==== Dataset content

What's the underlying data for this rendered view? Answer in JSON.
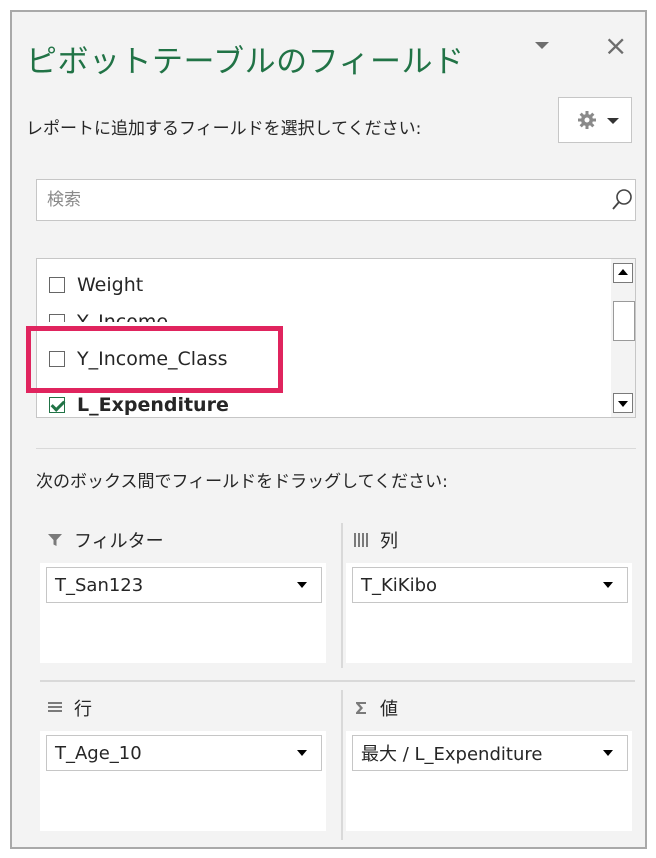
{
  "pane": {
    "title": "ピボットテーブルのフィールド",
    "subtitle": "レポートに追加するフィールドを選択してください:",
    "close_label": "×"
  },
  "search": {
    "placeholder": "検索"
  },
  "fields": [
    {
      "label": "Weight",
      "checked": false
    },
    {
      "label": "Y_Income",
      "checked": false
    },
    {
      "label": "Y_Income_Class",
      "checked": false
    },
    {
      "label": "L_Expenditure",
      "checked": true
    }
  ],
  "drag_instruction": "次のボックス間でフィールドをドラッグしてください:",
  "areas": {
    "filters": {
      "label": "フィルター",
      "items": [
        "T_San123"
      ]
    },
    "columns": {
      "label": "列",
      "items": [
        "T_KiKibo"
      ]
    },
    "rows": {
      "label": "行",
      "items": [
        "T_Age_10"
      ]
    },
    "values": {
      "label": "値",
      "items": [
        "最大 / L_Expenditure"
      ]
    }
  },
  "colors": {
    "title": "#217346",
    "highlight": "#e0245e",
    "checkbox_checked": "#217346"
  },
  "icons": {
    "settings": "gear-icon",
    "search": "search-icon",
    "filter": "filter-icon",
    "columns": "columns-icon",
    "rows": "rows-icon",
    "values": "sigma-icon"
  }
}
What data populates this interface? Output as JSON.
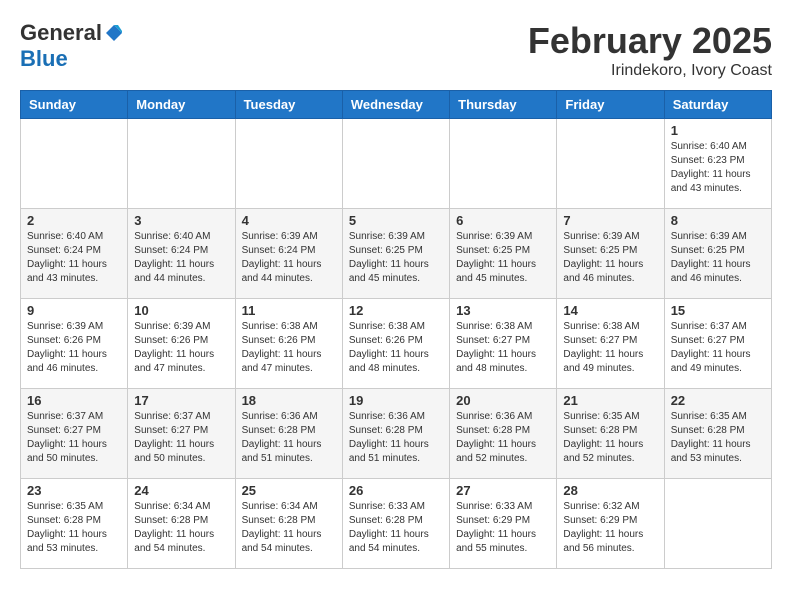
{
  "logo": {
    "general": "General",
    "blue": "Blue"
  },
  "header": {
    "month": "February 2025",
    "location": "Irindekoro, Ivory Coast"
  },
  "weekdays": [
    "Sunday",
    "Monday",
    "Tuesday",
    "Wednesday",
    "Thursday",
    "Friday",
    "Saturday"
  ],
  "weeks": [
    [
      {
        "day": "",
        "info": ""
      },
      {
        "day": "",
        "info": ""
      },
      {
        "day": "",
        "info": ""
      },
      {
        "day": "",
        "info": ""
      },
      {
        "day": "",
        "info": ""
      },
      {
        "day": "",
        "info": ""
      },
      {
        "day": "1",
        "info": "Sunrise: 6:40 AM\nSunset: 6:23 PM\nDaylight: 11 hours\nand 43 minutes."
      }
    ],
    [
      {
        "day": "2",
        "info": "Sunrise: 6:40 AM\nSunset: 6:24 PM\nDaylight: 11 hours\nand 43 minutes."
      },
      {
        "day": "3",
        "info": "Sunrise: 6:40 AM\nSunset: 6:24 PM\nDaylight: 11 hours\nand 44 minutes."
      },
      {
        "day": "4",
        "info": "Sunrise: 6:39 AM\nSunset: 6:24 PM\nDaylight: 11 hours\nand 44 minutes."
      },
      {
        "day": "5",
        "info": "Sunrise: 6:39 AM\nSunset: 6:25 PM\nDaylight: 11 hours\nand 45 minutes."
      },
      {
        "day": "6",
        "info": "Sunrise: 6:39 AM\nSunset: 6:25 PM\nDaylight: 11 hours\nand 45 minutes."
      },
      {
        "day": "7",
        "info": "Sunrise: 6:39 AM\nSunset: 6:25 PM\nDaylight: 11 hours\nand 46 minutes."
      },
      {
        "day": "8",
        "info": "Sunrise: 6:39 AM\nSunset: 6:25 PM\nDaylight: 11 hours\nand 46 minutes."
      }
    ],
    [
      {
        "day": "9",
        "info": "Sunrise: 6:39 AM\nSunset: 6:26 PM\nDaylight: 11 hours\nand 46 minutes."
      },
      {
        "day": "10",
        "info": "Sunrise: 6:39 AM\nSunset: 6:26 PM\nDaylight: 11 hours\nand 47 minutes."
      },
      {
        "day": "11",
        "info": "Sunrise: 6:38 AM\nSunset: 6:26 PM\nDaylight: 11 hours\nand 47 minutes."
      },
      {
        "day": "12",
        "info": "Sunrise: 6:38 AM\nSunset: 6:26 PM\nDaylight: 11 hours\nand 48 minutes."
      },
      {
        "day": "13",
        "info": "Sunrise: 6:38 AM\nSunset: 6:27 PM\nDaylight: 11 hours\nand 48 minutes."
      },
      {
        "day": "14",
        "info": "Sunrise: 6:38 AM\nSunset: 6:27 PM\nDaylight: 11 hours\nand 49 minutes."
      },
      {
        "day": "15",
        "info": "Sunrise: 6:37 AM\nSunset: 6:27 PM\nDaylight: 11 hours\nand 49 minutes."
      }
    ],
    [
      {
        "day": "16",
        "info": "Sunrise: 6:37 AM\nSunset: 6:27 PM\nDaylight: 11 hours\nand 50 minutes."
      },
      {
        "day": "17",
        "info": "Sunrise: 6:37 AM\nSunset: 6:27 PM\nDaylight: 11 hours\nand 50 minutes."
      },
      {
        "day": "18",
        "info": "Sunrise: 6:36 AM\nSunset: 6:28 PM\nDaylight: 11 hours\nand 51 minutes."
      },
      {
        "day": "19",
        "info": "Sunrise: 6:36 AM\nSunset: 6:28 PM\nDaylight: 11 hours\nand 51 minutes."
      },
      {
        "day": "20",
        "info": "Sunrise: 6:36 AM\nSunset: 6:28 PM\nDaylight: 11 hours\nand 52 minutes."
      },
      {
        "day": "21",
        "info": "Sunrise: 6:35 AM\nSunset: 6:28 PM\nDaylight: 11 hours\nand 52 minutes."
      },
      {
        "day": "22",
        "info": "Sunrise: 6:35 AM\nSunset: 6:28 PM\nDaylight: 11 hours\nand 53 minutes."
      }
    ],
    [
      {
        "day": "23",
        "info": "Sunrise: 6:35 AM\nSunset: 6:28 PM\nDaylight: 11 hours\nand 53 minutes."
      },
      {
        "day": "24",
        "info": "Sunrise: 6:34 AM\nSunset: 6:28 PM\nDaylight: 11 hours\nand 54 minutes."
      },
      {
        "day": "25",
        "info": "Sunrise: 6:34 AM\nSunset: 6:28 PM\nDaylight: 11 hours\nand 54 minutes."
      },
      {
        "day": "26",
        "info": "Sunrise: 6:33 AM\nSunset: 6:28 PM\nDaylight: 11 hours\nand 54 minutes."
      },
      {
        "day": "27",
        "info": "Sunrise: 6:33 AM\nSunset: 6:29 PM\nDaylight: 11 hours\nand 55 minutes."
      },
      {
        "day": "28",
        "info": "Sunrise: 6:32 AM\nSunset: 6:29 PM\nDaylight: 11 hours\nand 56 minutes."
      },
      {
        "day": "",
        "info": ""
      }
    ]
  ]
}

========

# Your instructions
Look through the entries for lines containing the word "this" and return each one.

# Completed exercise
What's the underlying data for this rendered view? Answer in JSON.
What data populates this interface? Output as JSON.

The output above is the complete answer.